Too much, too early: When should you implant the calves?
Fall- and spring-calving herd managers don’t often find themselves facing the same decision as those who buy calves for backgrounding, but this is one of those times. Should you implant the calves and if so, what product should be used? Answers will vary, of course.
It’s simple if increasing gain is the singular goal. Given adequate nutrition, the return on investment to growth-promoting implants makes it one of the best dollars you can spend. But let’s examine that given: are there adequate dietary resources to support the implant? Data suggests calves need enough nutrition to gain at least a pound per day to make any implant pay. Few operations plan for gains lower than that, but for those who try to hold calves back to change marketing windows, this may be a consideration.

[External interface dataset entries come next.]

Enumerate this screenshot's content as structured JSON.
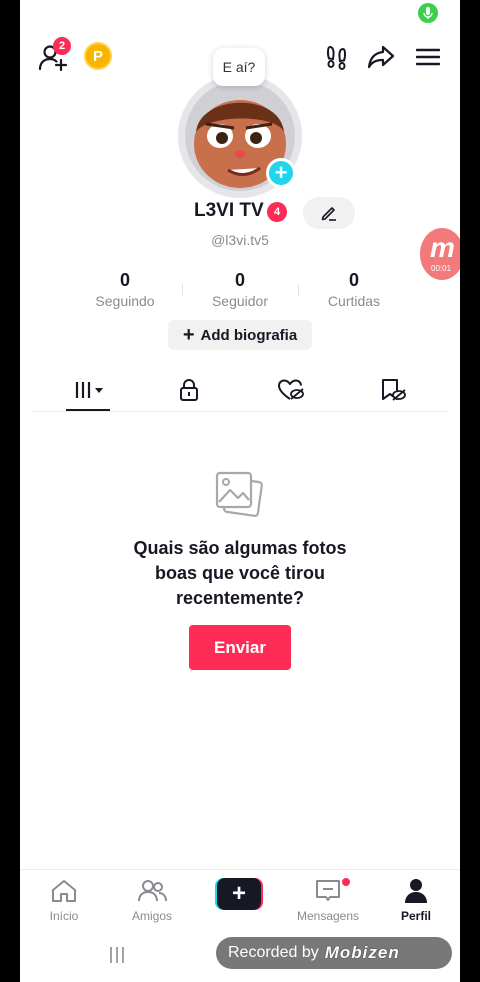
{
  "header": {
    "friend_requests_count": "2",
    "coin_label": "P",
    "bubble_text": "E aí?"
  },
  "profile": {
    "name": "L3VI TV",
    "name_badge": "4",
    "handle": "@l3vi.tv5",
    "stats": [
      {
        "value": "0",
        "label": "Seguindo"
      },
      {
        "value": "0",
        "label": "Seguidor"
      },
      {
        "value": "0",
        "label": "Curtidas"
      }
    ],
    "bio_button": "Add biografia"
  },
  "tabs": [
    {
      "name": "posts",
      "icon": "grid-icon",
      "active": true
    },
    {
      "name": "private",
      "icon": "lock-icon"
    },
    {
      "name": "liked",
      "icon": "hidden-heart-icon"
    },
    {
      "name": "saved",
      "icon": "hidden-bookmark-icon"
    }
  ],
  "empty_state": {
    "icon": "photos-icon",
    "title_line1": "Quais são algumas fotos",
    "title_line2": "boas que você tirou",
    "title_line3": "recentemente?",
    "button": "Enviar"
  },
  "recording_widget": {
    "letter": "m",
    "timer": "00:01"
  },
  "bottom_nav": [
    {
      "label": "Início",
      "icon": "home-icon"
    },
    {
      "label": "Amigos",
      "icon": "friends-icon"
    },
    {
      "label": "",
      "icon": "plus-icon"
    },
    {
      "label": "Mensagens",
      "icon": "inbox-icon"
    },
    {
      "label": "Perfil",
      "icon": "person-icon",
      "active": true
    }
  ],
  "overlay": {
    "recorded_by": "Recorded by",
    "brand": "Mobizen"
  },
  "colors": {
    "accent": "#fe2c55",
    "cyan": "#20d5ec",
    "coin": "#f7b500",
    "mic": "#3ccf4e"
  }
}
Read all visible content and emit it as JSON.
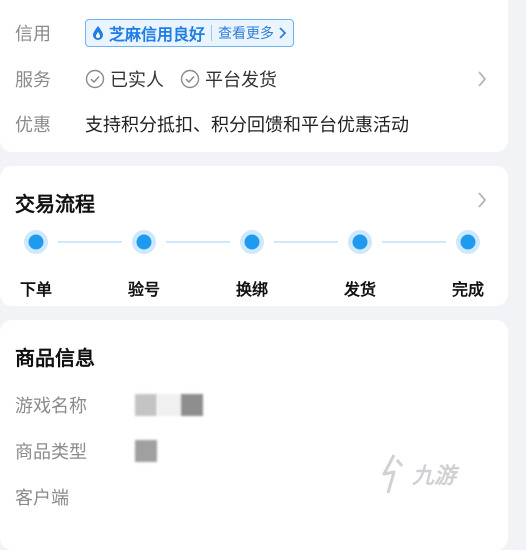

Another reason implants may not make sense is a contradiction with your marketing plans, such as those who sell natural or non-hormone treated calves (NHTC) at a premium. Implanting would limit marketing to conventional outlets, where facts may not support perceptions. I hear of ranchers forgoing the calf performance from implants because they think non-implanted calves bring more in the everyday market, but there’s evidence to the contrary. Calves that are verified Natural or NHTC may indeed receive premiums, but simply assuming buyers pays more for non-implanted calves goes against data from Superior Livestock from 2010 to 2017. Calves were not discounted because of implanting.
Bull calves and replacement heifers are other cases for consideration. Bulls should never be implanted unless they are very young and steered at the same time. There’s debate as to the benefits and risk of implanting replacement heifer prospects; a practical option is to implant only late-born females, whether on the cow or at weaning. They benefit most from additional gain and are least likely to be retained.
With considerations as to IF behind us, now on to the WHAT. New research from the University of Nebraska bolsters previous work on implant protocol development, where Colton Oney and coworkers evaluated the influence of aggressive implant protocols in feedyard cattle. It may seem like a large jump from a discussion of implants for nursing and weaned calves to feedyard protocols, but it’s really the next step. This work and previous data from Henry Hilscher’s work at Nebraska looked at the effects of using increasingly aggressive implants in long-fed calves starting shortly after weaning.
Previous data recommends using implants that match nutrition and stage of life, with potency growing progressively as nutrition improves and calves mature. In other words, use the least potent implant while calves are still nursing, and advance hormone levels as those cattle approach finished harvest. Some have argued that genetic improvement and advancing implant technology may present opportunities to use more potent implants earlier for faster gains, sooner. This collection of recent Nebraska work explored that idea in 500- to 600-lb. beef steers and heifers as well as Holsteins.
A variety of implant combinations were evaluated as the groups looked at the concept of using terminal implants earlier in the feeding period. It didn’t work. Even with improved genetics, nearly ideal nutritional conditions and improved implant options to administer increased hormone levels early in the feeding period, neither cattle performance nor feed efficiency improved. The only achievement was a depression in quality grades, and that outcome fits very few programs.
This work reaffirms previous data where failing to match implant with nutrition and animal maturity results in lower marbling scores. For those who do not own the cattle from weaning through harvest these results also support an idea we can borrow from wider use: it takes a village. People at each step in the supply chain must do their part to ensure management in their segment doesn’t negatively impact those at a later step. While not the researchers’ goal, this data demonstrates a model where aggressive implant programs designed to enhance early performance not only failed to deliver – they cost a later segment by the loss of carcass merit opportunities